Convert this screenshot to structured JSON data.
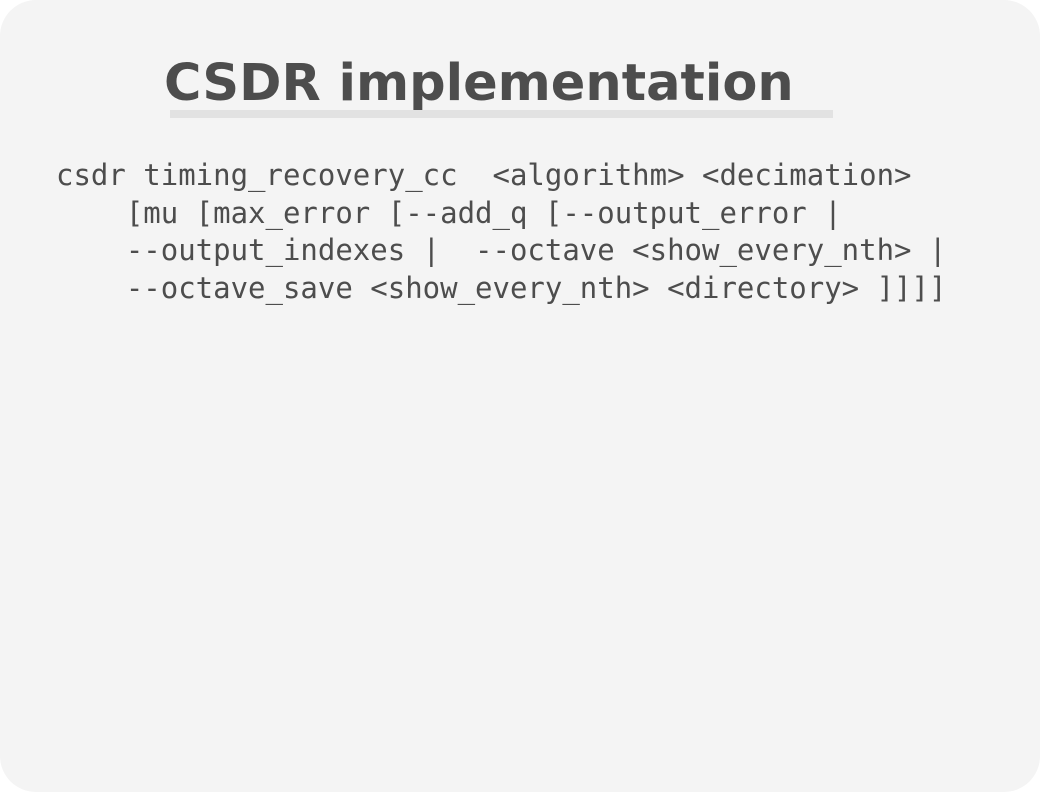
{
  "slide": {
    "title": "CSDR implementation",
    "code_lines": [
      "csdr timing_recovery_cc  <algorithm> <decimation>",
      "    [mu [max_error [--add_q [--output_error |",
      "    --output_indexes |  --octave <show_every_nth> |",
      "    --octave_save <show_every_nth> <directory> ]]]]"
    ]
  }
}
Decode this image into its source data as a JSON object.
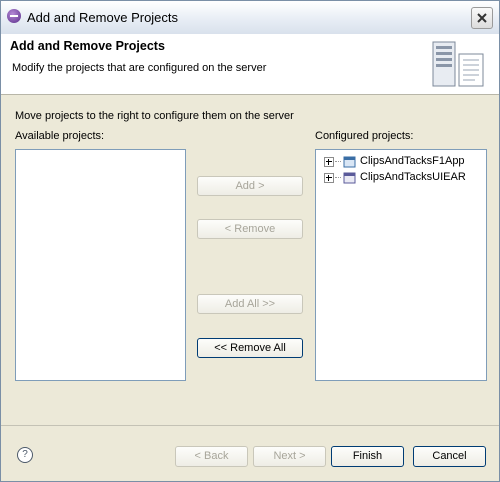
{
  "window": {
    "title": "Add and Remove Projects"
  },
  "header": {
    "title": "Add and Remove Projects",
    "description": "Modify the projects that are configured on the server"
  },
  "instruction": "Move projects to the right to configure them on the server",
  "available": {
    "label": "Available projects:",
    "items": []
  },
  "configured": {
    "label": "Configured projects:",
    "items": [
      {
        "label": "ClipsAndTacksF1App",
        "icon": "web-project-icon"
      },
      {
        "label": "ClipsAndTacksUIEAR",
        "icon": "ear-project-icon"
      }
    ]
  },
  "buttons": {
    "add": "Add >",
    "remove": "< Remove",
    "add_all": "Add All >>",
    "remove_all": "<< Remove All"
  },
  "footer": {
    "back": "< Back",
    "next": "Next >",
    "finish": "Finish",
    "cancel": "Cancel"
  },
  "icons": {
    "app": "eclipse-icon",
    "close": "close-icon",
    "help": "help-icon",
    "header": "server-wizard-icon"
  }
}
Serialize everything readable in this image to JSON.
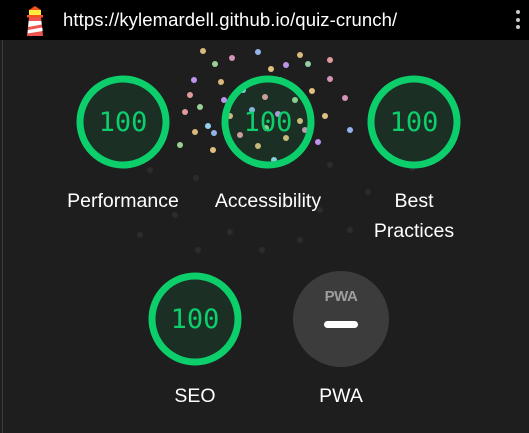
{
  "header": {
    "url": "https://kylemardell.github.io/quiz-crunch/",
    "logo_icon": "lighthouse-icon",
    "menu_icon": "kebab-menu-icon"
  },
  "colors": {
    "pass": "#0cce6b",
    "background": "#1e1e1e"
  },
  "categories": [
    {
      "id": "performance",
      "score": "100",
      "label": "Performance"
    },
    {
      "id": "accessibility",
      "score": "100",
      "label": "Accessibility"
    },
    {
      "id": "best-practices",
      "score": "100",
      "label": "Best Practices"
    },
    {
      "id": "seo",
      "score": "100",
      "label": "SEO"
    },
    {
      "id": "pwa",
      "badge": "PWA",
      "label": "PWA"
    }
  ]
}
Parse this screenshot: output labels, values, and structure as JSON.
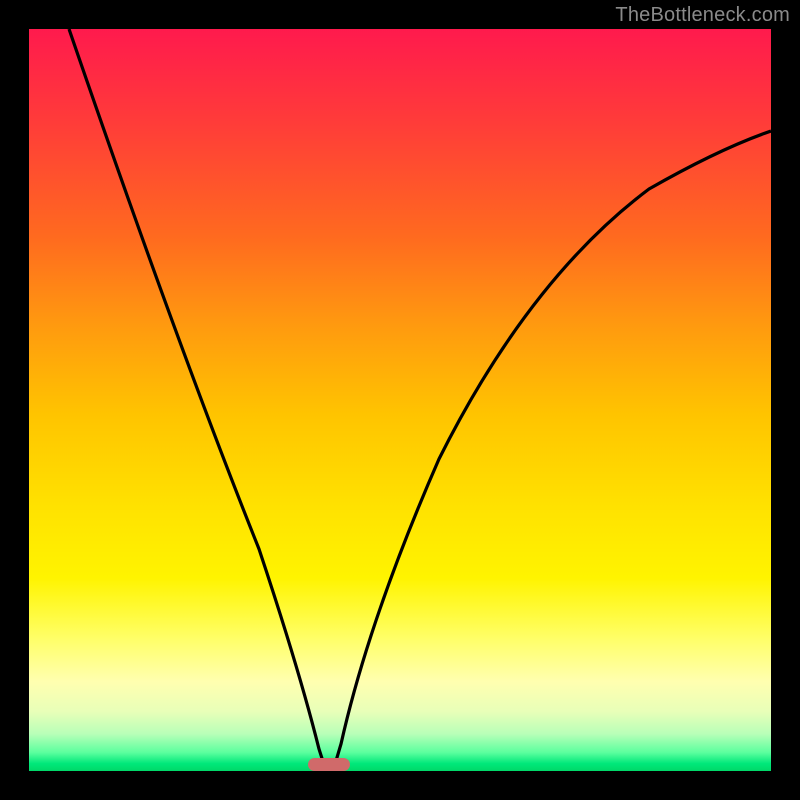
{
  "watermark": "TheBottleneck.com",
  "colors": {
    "frame": "#000000",
    "curve": "#000000",
    "marker": "#d06a6a",
    "gradient_stops": [
      "#ff1a4d",
      "#ff6a1f",
      "#ffc400",
      "#ffff66",
      "#5cff9e",
      "#00d868"
    ]
  },
  "chart_data": {
    "type": "line",
    "title": "",
    "xlabel": "",
    "ylabel": "",
    "x": [
      0.0,
      0.05,
      0.1,
      0.15,
      0.2,
      0.25,
      0.3,
      0.36,
      0.39,
      0.4,
      0.41,
      0.44,
      0.5,
      0.55,
      0.6,
      0.65,
      0.7,
      0.75,
      0.8,
      0.85,
      0.9,
      0.95,
      1.0
    ],
    "series": [
      {
        "name": "left-branch",
        "x": [
          0.0,
          0.05,
          0.1,
          0.15,
          0.2,
          0.25,
          0.3,
          0.34,
          0.37,
          0.39,
          0.4
        ],
        "y": [
          1.0,
          0.88,
          0.76,
          0.63,
          0.5,
          0.37,
          0.24,
          0.14,
          0.06,
          0.01,
          0.0
        ]
      },
      {
        "name": "right-branch",
        "x": [
          0.4,
          0.41,
          0.44,
          0.48,
          0.52,
          0.56,
          0.6,
          0.65,
          0.7,
          0.75,
          0.8,
          0.85,
          0.9,
          0.95,
          1.0
        ],
        "y": [
          0.0,
          0.02,
          0.11,
          0.22,
          0.32,
          0.41,
          0.49,
          0.57,
          0.64,
          0.7,
          0.75,
          0.79,
          0.82,
          0.84,
          0.86
        ]
      }
    ],
    "marker": {
      "x": 0.4,
      "y": 0.0,
      "width_frac": 0.055,
      "height_frac": 0.018
    },
    "xlim": [
      0,
      1
    ],
    "ylim": [
      0,
      1
    ],
    "notes": "x and y are normalized to the plot area (0 = bottom/left, 1 = top/right). No axis ticks or labels visible."
  }
}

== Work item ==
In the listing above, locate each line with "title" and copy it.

== Result of this task ==
    "title": "CSDR implementation",
    "title": "Add and Remove Projects"
    "title": "Add and Remove Projects",
    "title": "",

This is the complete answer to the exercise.